Philadelphia Treatment Guide
What It Is
Multiple sclerosis (MS) is a disease characterized by inflammation of the central nervous system (CNS), which is comprised of the brain, optic nerves, and spinal cord. The inflammation causes the destruction of the myelin sheath surrounding nerve cells, which in turn disrupts and distorts the impulses sent within the CNS. The disease’s symptoms result from failed transmission of messages. The damaged myelin forms scar tissue called sclerosis.
Very little is known about the cause of the disease although most scientists believe MS is an autoimmune disease. The disease is not directly inherited, but one’s risk significantly increases if a close relative suffers from the disease. MS is also two to three times more common in women and affects Caucasians of Northern European descent living in Northern latitudes more frequently. The disease is most commonly diagnosed between ages 20 to 50, but it can strike at anytime.
Fatigue, numbness, bladder and bowel dysfunction, vision impairment, dizziness and vertigo, sexual dysfunction, depression, and spasticity (stiffness or tightness of the muscles that interferes with gait and movement, and sometimes speech)
*Diagnosis proves difficult as symptoms range from very mild to severe and vary greatly from patient to patient
As there is presently no cure for MS, the objective of treatment is to manage symptoms and facilitate a better quality of life.
Exercising and diet, assistive devices, and rehabilitation programs including speech, occupational, and physical therapy are the primary treatment options
FDA-approved disease-modifying agents include Avonex, Betaseron, Copaxone, Novantrone, Rebif, and Tysabri. Studies have shown the medications to reduce disability progression, lessen the occurrence and severity of exacerbations, and decrease the number and size of lesions in the brain. Most agents are administered by means of injection.
Exacerbations are treated with high-dose corticosteroids to reduce inflammation. Some steroid medications, such as prednisone, are given orally, while others are administered intravenously, such as methylprednisolone (Solu-Medrol), dexamethasone (Decadron), and ACTH (adrenocorticotropic hormone).
For managing the wide array of symptoms MS can produce, medications such as Dulcolax for constipation or Effexor for combating depression are available.
Braces, canes, grips, handles, Velcro, etc. can be used to make tasks like bathing, dressing, and cooking much easier.
Living With Multiple Sclerosis

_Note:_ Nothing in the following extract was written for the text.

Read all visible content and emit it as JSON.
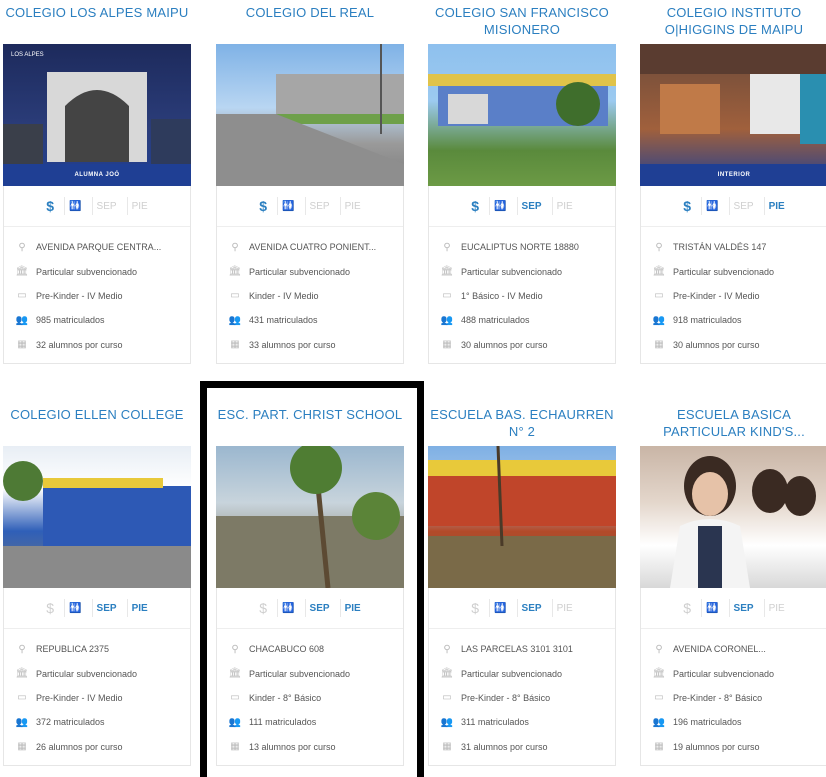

Philadelphia’s Top Doctors and hospitals are here to help. You’ll also find local chapters of national organizations that offer a variety of programs and services, including helplines, healthcare grants, and support groups.